The first of this year’s North Coast winegrapes have started to arrive at some sparkling wine houses.
Vintners are saying that intense frost, heat and wind problems early in the season appear to have produced a slightly smaller-than-average crop, but one with intense flavor and color.
Combined with a dry spring and summer, grape berry sizes are reported to be generally smaller, allowing more air and sun exposure to the clusters during maturation and a higher skin-to-juice ratio during winemaking.
A few sparkling wine houses such as J Vineyards & Winery near Healdsburg and Domaine Chandon in Napa started harvesting in earnest before just about anyone else. Others, such as Mumm Napa in Rutherford, Schramsberg Vineyards in Calistoga, and Domaine Carneros began about a week later.

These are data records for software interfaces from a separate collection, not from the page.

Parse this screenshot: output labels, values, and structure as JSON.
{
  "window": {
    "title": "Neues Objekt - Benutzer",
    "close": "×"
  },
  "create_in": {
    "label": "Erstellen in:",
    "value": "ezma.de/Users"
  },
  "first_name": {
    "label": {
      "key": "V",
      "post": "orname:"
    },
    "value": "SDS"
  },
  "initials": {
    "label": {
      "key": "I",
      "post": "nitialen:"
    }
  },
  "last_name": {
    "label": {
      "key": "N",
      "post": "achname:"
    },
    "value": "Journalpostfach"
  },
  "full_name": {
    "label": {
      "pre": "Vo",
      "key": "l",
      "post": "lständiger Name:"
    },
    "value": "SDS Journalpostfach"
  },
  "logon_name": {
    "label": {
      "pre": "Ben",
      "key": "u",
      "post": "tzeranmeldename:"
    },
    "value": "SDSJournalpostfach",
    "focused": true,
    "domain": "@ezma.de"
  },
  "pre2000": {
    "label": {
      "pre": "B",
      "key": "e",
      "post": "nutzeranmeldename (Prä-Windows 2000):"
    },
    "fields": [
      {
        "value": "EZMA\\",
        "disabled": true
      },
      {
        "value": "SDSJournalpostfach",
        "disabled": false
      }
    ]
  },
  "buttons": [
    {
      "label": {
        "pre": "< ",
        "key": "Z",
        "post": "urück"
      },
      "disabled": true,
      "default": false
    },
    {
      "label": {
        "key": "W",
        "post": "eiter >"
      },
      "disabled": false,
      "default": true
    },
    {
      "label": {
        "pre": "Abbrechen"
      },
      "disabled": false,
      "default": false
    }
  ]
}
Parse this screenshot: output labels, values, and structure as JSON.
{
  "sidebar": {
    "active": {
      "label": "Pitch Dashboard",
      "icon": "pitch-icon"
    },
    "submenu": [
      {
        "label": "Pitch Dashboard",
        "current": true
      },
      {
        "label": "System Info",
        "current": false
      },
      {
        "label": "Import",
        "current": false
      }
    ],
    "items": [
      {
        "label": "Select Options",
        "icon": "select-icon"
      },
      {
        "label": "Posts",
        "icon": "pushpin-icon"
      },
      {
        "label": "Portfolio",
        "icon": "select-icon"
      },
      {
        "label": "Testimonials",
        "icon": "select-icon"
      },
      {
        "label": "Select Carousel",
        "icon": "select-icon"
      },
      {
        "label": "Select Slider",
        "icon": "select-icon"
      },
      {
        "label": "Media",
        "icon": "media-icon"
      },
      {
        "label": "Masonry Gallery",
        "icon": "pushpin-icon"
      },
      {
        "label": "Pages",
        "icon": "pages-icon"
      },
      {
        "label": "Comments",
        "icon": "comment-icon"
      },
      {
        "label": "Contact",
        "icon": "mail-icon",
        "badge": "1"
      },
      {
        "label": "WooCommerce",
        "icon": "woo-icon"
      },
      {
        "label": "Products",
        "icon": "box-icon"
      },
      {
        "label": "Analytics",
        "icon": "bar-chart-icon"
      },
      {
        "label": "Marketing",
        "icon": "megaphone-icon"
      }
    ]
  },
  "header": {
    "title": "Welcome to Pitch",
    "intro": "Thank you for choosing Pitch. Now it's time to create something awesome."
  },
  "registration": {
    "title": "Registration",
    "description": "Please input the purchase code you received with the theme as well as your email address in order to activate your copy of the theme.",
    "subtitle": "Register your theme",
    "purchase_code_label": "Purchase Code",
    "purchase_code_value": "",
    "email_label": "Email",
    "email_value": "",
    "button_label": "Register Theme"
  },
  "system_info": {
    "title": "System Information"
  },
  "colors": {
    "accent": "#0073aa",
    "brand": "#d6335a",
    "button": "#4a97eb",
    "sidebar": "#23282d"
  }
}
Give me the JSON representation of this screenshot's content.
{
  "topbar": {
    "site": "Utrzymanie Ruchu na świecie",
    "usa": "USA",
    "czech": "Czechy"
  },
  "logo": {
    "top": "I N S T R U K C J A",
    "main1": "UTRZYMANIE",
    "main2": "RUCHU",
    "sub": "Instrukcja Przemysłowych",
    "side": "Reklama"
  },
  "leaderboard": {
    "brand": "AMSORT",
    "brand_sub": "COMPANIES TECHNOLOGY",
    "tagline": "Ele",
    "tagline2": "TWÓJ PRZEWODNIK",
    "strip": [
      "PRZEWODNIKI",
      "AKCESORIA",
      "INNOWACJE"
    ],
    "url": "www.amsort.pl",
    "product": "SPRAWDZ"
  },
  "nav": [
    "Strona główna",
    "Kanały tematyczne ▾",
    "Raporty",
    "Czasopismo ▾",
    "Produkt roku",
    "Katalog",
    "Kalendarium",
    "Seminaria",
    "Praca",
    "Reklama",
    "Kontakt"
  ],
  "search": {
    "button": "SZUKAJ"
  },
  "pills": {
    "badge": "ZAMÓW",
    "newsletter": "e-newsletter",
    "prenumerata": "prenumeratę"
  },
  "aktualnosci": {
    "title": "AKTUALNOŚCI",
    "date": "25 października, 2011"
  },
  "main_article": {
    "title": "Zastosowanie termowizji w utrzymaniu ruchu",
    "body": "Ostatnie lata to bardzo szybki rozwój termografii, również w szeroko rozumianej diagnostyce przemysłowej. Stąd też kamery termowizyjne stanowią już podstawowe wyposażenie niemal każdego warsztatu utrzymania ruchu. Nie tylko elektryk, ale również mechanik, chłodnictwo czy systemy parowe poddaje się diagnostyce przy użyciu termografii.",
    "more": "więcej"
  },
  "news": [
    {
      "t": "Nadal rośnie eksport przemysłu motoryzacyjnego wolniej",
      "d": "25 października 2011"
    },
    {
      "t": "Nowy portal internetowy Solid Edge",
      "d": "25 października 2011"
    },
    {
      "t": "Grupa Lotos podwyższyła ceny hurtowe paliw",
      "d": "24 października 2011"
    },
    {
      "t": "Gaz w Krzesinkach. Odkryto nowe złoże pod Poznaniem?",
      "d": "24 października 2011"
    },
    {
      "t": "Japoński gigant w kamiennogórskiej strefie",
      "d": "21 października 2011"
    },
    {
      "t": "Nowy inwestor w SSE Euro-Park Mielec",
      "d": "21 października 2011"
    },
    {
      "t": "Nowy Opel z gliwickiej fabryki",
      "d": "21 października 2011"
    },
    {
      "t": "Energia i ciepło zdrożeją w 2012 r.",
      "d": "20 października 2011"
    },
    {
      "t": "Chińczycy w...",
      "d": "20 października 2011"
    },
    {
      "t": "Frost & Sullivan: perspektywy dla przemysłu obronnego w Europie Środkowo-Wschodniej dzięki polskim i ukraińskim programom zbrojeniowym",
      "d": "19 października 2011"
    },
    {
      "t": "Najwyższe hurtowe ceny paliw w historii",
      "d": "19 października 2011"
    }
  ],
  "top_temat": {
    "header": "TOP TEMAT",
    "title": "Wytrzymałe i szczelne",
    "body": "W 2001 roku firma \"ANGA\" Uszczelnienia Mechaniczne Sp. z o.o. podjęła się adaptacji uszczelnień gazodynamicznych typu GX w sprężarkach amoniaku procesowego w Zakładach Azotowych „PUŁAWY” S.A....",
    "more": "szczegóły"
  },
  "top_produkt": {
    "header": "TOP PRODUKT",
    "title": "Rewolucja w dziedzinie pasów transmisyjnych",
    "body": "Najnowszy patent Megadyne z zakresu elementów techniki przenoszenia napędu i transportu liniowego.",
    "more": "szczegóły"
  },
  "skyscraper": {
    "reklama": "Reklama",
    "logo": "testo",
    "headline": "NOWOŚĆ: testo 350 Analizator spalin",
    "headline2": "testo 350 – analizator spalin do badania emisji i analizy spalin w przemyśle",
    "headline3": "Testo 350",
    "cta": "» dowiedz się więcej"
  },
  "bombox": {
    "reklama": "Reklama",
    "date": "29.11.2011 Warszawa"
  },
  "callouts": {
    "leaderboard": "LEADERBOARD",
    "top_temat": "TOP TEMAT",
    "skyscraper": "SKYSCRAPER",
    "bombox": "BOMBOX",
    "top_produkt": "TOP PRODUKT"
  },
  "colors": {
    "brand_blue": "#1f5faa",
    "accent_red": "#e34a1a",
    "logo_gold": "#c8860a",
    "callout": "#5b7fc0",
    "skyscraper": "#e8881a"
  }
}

J winemaker George Bursick sent his pickers into the vineyards at 3 a.m. to start bringing in Pinot Noir and Pinot Meunier, as well as some Pinot Grigio.
“We had ideal weather conditions this summer, and the quality of our crop will be outstanding,” Bursick told the North Bay Business Journal.
However, the warm, even temperatures during most of the growing season could create a labor crunch if the vineyards mature all at once, according to Bursick.
“Our biggest challenge will be securing enough bodies to pick all of the fruit,” he said.
Also challenging, given the spotty frost damage in a stricken vineyard, is the labor-intensive harvesting needed to pick and choose which fruit to pick, according to Eileen Crane, president and winemaker of Domaine Carneros.
“Word around here is that the crop could be a little short like 2007, or about 10 percent to 15 percent below average,” she said.
Ludovic Dervin, winemaker for Mumm Napa, also is expecting a fast-paced harvest, capping off a harried year for vineyard workers. First, crews had 20 to 30 sleepless spring nights battling frost. “We had one area we were irrigating for frost protection, and 10 days later we were irrigating for 100-degree weather,’ Dervin said. “I’ve never seen that.”
Then a torrent of wildfires in June and July kept workers out of the vineyards because of heavy smoke, forcing crews tending Mumm Napa’s grapes to work long hours to catch up when the smoke cleared.
Now, flocks of hungry migratory birds are showing up earlier than expected, putting crews back into action to cover vine rows with protective nets. “It could be a sign of an early fall,” Dervin said about the birds.
The sparkling wine harvest starts a month or more before the first grapes are picked for white table wines, because grapes for sparkling wines are picked at lower sugar levels. It’s a time for wineries and growers to preview the potential size and quality of the rest of the harvest.
But a lot can happen between now and then, weather-wise, to affect timing and yields for the bulk of the harvest.